GOP Senate hopeful Kevin Nicholson supported Rosie O'Donnell's gun control views
MILWAUKEE -- Republican U.S. Senate candidate Kevin Nicholson makes his conversion from a Democrat a central part of his campaign.
But his past support of Rosie O'Donnell's views on gun control? He says it's old news.
Nicholson, who says he will protect Wisconsinites' right to own and carry firearms, sent a letter to O'Donnell in 2000 asking her to speak at a forum on "sensible gun control." Nicholson was then president of the College Democrats of America.
"There is no single issue more important to our membership then (sic) the elimination of gun violence in America, particularly our schools," the letter reads. "The members of CDA are committed to electing a Congress and a President that support the common sense gun control measures which were demonstrated so fervently at the Million Mom March, and by you every day."
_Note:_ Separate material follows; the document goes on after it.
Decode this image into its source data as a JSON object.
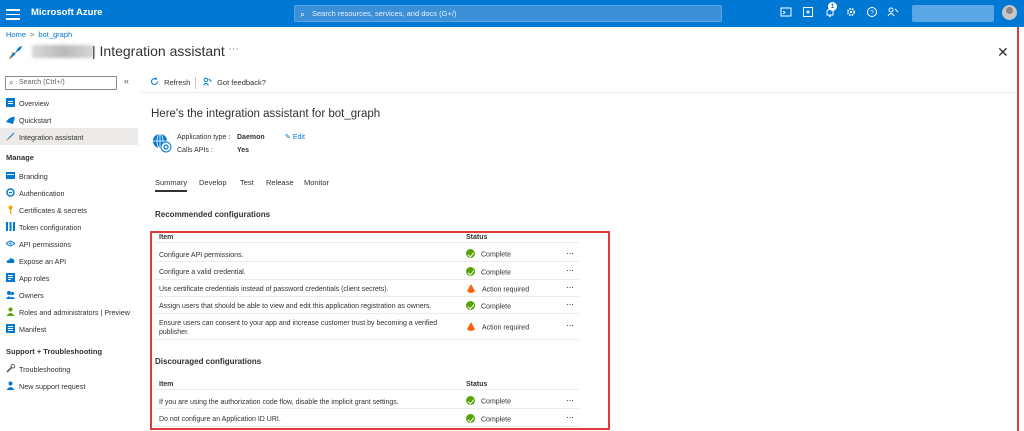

O'Donnell spoke at the Million Mom March in May 2000 and called on Congress to require that all gun owners get a license and store their guns with locking devices. The rally included a wall displaying the names of 4,001 victims of gun violence, Time reported.
"We have had enough -- enough of the (National Rifle Association) and their tactics," O'Donnell said at the march. "Enough of the stranglehold the NRA has in Congress and in the Senate. The NRA is buying votes with blood money."
Nicholson's name is on the bottom of the letter to O'Donnell, along with the name of Scott Levy, who chaired the 2000 College Democrats of America national convention.
"We are very willing to try and accommodate your schedule," the pair wrote in their June 9, 2000 pitch to O'Donnell, a few weeks after the march.
Michael Antonopoulos, a spokesman for Nicholson, did not deny that Nicholson sent the letter. Instead, he criticized the media for reporting on the candidate's past views.
"It's pathetic to see the media recycle decades old invitations from an old (Democratic National Committee) hard drive," Antonopoulos said in an email. "Today, Kevin is a gun owner and a Marine combat veteran who defended our Constitutional rights on the battlefield. Kevin will protect the rights of Wisconsin citizens to own and carry firearms."
Antonopoulos said Nicholson's views about gun control changed when he was in the military.
Nicholson is running in the Republican primary for the right to face Democratic U.S. Sen. Tammy Baldwin next year. He says he converted to a Republican in the 2000s, after serving combat missions as a Marine. Later, he become a business consultant in Wisconsin.
His GOP opponent, state Sen. Leah Vukmir, has questioned Nicholson's conversion to conservatism. Answering a question about Nicholson this fall, Vukmir said, "I don’t know what his record is, other than what he tells us what it is," before suggesting Nicholson run for a state legislative seat instead.
Nicholson previously faced scrutiny for the praise he gave to a pro-abortion group in a separate 2000 letter.
Vukmir's campaign said the issue shows a difference between the GOP candidates.
"Leah is the only candidate in the race with a proven record of standing up for the Second Amendment, as made clear by her A rating from the NRA," said Mattias Gugel, a spokesman for Vukmir's campaign. "She’ll continue her efforts to get guns out of the hands of criminals while protecting the rights of law-abiding citizens."